_WORK TASK_
Each line below that contains the word "Hexo" is to be counted; give only the final number.

_SUPPLIED ENTRIES_
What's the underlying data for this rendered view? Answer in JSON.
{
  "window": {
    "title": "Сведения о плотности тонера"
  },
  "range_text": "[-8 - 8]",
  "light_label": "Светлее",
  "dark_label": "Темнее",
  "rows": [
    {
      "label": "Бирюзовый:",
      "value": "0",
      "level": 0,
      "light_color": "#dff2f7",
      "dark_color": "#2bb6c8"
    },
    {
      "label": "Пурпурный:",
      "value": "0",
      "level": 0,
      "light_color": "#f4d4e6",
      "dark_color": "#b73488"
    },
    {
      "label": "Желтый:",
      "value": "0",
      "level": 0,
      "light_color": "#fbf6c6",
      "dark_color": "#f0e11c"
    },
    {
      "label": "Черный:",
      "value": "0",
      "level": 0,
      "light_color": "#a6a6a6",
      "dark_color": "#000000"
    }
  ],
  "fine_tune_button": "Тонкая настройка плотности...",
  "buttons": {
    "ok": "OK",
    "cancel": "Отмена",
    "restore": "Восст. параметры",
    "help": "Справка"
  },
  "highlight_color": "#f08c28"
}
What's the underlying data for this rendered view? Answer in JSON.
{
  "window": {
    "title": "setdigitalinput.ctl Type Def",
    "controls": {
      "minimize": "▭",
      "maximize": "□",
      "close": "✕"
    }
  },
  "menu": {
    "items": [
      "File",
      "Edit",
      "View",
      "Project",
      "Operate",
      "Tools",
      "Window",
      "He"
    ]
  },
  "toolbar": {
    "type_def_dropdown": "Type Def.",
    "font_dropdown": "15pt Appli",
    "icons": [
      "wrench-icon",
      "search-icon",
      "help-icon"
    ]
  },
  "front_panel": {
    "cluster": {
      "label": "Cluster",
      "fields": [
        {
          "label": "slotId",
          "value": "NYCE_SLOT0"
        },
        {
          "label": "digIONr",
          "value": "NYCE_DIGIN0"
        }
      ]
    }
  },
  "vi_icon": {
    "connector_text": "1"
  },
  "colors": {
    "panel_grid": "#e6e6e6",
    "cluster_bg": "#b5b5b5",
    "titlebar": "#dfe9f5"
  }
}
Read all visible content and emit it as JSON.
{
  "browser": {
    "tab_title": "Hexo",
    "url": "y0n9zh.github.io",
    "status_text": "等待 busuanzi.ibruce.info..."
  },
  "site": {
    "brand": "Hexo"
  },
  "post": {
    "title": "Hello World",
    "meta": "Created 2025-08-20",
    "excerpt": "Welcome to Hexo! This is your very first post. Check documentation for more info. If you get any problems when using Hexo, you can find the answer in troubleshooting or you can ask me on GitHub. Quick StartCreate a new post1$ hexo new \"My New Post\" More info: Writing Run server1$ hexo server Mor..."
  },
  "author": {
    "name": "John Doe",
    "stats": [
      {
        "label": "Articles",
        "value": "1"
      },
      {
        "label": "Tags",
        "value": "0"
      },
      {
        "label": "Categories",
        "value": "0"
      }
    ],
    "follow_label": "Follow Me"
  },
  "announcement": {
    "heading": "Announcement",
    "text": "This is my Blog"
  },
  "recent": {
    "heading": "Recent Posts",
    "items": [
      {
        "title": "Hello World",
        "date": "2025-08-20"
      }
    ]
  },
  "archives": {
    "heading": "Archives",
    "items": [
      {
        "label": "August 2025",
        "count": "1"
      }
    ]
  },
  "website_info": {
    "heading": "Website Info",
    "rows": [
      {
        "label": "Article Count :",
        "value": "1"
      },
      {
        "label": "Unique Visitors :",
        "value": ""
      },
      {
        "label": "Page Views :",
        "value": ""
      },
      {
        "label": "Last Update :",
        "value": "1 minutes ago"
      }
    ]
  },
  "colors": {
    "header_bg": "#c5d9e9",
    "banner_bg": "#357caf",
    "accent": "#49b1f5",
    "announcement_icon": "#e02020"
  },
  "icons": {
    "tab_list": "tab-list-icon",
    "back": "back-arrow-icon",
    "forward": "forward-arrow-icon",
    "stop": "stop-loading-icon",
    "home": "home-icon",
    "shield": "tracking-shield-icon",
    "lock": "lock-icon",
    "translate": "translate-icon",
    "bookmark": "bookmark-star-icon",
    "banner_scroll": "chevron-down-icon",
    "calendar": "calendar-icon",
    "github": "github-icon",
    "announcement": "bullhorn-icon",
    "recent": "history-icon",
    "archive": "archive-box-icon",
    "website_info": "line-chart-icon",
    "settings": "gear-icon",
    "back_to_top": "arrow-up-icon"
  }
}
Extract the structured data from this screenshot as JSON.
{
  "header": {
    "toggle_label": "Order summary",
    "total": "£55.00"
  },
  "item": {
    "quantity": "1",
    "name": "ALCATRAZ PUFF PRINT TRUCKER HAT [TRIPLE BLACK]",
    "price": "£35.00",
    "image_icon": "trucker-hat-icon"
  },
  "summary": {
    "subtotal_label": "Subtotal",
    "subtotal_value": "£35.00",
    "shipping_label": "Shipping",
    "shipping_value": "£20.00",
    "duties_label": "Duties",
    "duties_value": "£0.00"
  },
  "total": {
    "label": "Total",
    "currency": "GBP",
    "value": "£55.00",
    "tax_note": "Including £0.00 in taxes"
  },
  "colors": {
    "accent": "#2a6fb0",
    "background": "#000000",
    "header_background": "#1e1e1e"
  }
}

_WRITTEN RESPONSE_
3